=== INFORMATION SUPPLIED ===
_____
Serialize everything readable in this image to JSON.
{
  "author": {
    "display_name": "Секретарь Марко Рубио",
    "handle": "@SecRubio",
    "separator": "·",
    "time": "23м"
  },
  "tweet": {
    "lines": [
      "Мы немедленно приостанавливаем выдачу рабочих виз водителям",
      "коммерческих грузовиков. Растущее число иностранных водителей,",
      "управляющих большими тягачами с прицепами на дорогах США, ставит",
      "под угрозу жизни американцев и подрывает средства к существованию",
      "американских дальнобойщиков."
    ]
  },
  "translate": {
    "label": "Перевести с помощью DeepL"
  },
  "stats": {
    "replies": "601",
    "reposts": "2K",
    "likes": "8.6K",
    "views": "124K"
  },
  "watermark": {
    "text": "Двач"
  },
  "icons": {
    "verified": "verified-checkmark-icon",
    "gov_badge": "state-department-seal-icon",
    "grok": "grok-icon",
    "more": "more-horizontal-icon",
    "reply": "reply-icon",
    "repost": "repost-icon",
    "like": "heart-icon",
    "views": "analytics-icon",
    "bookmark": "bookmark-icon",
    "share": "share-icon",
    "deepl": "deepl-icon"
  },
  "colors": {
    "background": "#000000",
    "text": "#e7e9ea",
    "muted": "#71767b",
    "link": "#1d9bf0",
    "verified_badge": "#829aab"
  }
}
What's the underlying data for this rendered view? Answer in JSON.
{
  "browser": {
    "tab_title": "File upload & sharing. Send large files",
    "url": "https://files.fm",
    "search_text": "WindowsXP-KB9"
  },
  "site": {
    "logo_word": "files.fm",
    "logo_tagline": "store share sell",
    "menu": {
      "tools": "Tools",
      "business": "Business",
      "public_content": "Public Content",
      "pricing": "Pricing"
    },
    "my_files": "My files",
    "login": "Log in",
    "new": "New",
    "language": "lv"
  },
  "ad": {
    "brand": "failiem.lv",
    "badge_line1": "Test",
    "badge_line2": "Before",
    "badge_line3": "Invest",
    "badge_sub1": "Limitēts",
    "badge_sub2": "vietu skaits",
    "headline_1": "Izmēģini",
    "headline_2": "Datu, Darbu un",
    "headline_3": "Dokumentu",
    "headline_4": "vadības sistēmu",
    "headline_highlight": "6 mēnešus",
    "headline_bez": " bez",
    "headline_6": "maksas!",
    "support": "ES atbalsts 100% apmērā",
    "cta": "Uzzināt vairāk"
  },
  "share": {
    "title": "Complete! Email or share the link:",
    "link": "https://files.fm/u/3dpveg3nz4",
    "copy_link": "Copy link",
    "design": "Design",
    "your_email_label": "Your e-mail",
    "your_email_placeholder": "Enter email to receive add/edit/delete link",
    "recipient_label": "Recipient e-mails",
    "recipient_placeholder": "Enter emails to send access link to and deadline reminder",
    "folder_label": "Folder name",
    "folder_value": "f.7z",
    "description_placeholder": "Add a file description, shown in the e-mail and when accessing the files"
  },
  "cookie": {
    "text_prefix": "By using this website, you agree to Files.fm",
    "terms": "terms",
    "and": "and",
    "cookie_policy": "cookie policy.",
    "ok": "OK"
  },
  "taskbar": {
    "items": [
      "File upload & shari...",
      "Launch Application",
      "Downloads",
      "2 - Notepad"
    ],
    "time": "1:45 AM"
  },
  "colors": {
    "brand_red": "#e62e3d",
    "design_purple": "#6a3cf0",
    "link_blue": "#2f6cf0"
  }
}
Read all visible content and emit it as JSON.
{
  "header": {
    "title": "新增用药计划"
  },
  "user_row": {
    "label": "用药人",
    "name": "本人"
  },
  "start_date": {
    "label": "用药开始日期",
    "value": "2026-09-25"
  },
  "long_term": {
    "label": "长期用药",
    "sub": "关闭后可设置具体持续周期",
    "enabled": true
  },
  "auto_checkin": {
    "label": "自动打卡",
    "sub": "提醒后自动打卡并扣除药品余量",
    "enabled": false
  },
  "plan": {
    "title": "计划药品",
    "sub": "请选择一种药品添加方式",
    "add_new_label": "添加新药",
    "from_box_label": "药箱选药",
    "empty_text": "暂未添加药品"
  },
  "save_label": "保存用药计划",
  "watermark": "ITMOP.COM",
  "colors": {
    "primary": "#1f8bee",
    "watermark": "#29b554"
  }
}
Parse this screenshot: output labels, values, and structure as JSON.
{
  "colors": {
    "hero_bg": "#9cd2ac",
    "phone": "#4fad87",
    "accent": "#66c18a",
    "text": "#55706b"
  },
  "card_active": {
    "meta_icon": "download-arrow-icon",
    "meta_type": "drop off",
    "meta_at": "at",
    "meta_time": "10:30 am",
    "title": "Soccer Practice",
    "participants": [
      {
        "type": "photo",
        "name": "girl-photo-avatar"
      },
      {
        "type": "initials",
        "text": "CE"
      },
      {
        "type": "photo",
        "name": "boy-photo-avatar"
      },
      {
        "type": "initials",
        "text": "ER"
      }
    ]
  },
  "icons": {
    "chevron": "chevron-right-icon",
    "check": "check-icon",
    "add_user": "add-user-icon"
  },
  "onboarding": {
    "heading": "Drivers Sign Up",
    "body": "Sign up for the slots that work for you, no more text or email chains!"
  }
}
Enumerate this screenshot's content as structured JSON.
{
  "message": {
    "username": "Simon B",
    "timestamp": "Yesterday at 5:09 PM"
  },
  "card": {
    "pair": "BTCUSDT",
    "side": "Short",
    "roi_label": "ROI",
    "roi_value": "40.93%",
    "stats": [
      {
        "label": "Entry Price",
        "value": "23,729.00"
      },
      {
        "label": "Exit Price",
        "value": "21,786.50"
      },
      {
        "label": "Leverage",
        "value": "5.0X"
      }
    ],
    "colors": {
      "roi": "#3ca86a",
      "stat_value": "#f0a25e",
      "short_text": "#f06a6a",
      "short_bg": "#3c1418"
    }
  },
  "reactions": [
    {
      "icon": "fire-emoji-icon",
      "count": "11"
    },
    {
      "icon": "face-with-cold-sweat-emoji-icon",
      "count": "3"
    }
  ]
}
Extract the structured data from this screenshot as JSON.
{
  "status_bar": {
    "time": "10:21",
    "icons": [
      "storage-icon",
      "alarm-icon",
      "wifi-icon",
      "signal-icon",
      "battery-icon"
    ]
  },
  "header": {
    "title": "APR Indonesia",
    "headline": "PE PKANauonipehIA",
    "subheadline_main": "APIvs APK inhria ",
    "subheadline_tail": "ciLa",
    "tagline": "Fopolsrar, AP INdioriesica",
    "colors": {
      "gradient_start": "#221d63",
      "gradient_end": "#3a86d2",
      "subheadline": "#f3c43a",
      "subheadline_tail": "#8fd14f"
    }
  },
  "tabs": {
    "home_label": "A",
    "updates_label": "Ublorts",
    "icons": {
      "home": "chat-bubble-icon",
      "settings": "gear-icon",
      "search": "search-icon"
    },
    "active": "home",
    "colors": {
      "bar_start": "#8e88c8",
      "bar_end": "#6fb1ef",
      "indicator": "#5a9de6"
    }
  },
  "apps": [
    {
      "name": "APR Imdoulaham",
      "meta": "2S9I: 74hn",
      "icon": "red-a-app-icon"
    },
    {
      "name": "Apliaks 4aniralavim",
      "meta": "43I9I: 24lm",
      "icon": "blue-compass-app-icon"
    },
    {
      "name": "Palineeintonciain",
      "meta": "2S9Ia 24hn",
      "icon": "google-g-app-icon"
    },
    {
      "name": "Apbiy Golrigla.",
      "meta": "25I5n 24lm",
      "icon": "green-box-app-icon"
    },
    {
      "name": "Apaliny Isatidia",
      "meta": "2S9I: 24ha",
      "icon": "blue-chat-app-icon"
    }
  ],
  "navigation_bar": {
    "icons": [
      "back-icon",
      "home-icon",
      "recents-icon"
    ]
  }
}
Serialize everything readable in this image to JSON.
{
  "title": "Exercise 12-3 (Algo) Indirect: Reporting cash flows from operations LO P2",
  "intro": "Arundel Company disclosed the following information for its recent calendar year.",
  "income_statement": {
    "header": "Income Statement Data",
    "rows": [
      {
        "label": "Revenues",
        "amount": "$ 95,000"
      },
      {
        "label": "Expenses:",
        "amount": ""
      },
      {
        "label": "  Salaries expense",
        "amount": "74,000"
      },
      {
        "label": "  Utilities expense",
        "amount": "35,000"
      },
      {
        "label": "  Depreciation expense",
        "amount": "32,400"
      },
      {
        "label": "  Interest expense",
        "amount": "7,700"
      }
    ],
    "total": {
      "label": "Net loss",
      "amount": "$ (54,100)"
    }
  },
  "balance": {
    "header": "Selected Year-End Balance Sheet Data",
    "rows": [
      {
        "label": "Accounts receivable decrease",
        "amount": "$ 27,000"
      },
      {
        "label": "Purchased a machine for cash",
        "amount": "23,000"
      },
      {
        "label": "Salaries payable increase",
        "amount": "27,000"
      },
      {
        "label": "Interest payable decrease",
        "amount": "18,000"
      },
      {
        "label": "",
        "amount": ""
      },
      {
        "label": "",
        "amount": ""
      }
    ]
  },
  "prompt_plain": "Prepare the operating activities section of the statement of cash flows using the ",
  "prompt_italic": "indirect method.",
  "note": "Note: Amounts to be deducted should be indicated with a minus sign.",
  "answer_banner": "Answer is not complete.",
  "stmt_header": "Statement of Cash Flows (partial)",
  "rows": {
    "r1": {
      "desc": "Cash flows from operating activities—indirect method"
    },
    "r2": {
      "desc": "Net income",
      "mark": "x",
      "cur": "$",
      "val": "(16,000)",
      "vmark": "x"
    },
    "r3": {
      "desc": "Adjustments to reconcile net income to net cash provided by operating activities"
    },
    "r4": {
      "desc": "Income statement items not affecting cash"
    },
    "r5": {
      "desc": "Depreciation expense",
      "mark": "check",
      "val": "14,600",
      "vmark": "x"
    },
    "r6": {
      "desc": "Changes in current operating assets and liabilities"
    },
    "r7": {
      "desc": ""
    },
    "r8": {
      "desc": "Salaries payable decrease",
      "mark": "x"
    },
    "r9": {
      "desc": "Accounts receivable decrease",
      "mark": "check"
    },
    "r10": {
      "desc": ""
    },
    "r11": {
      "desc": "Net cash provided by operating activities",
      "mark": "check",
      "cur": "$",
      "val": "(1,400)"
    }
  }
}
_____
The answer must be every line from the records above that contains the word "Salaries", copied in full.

        "label": "  Salaries expense",
        "label": "Salaries payable increase",
      "desc": "Salaries payable decrease",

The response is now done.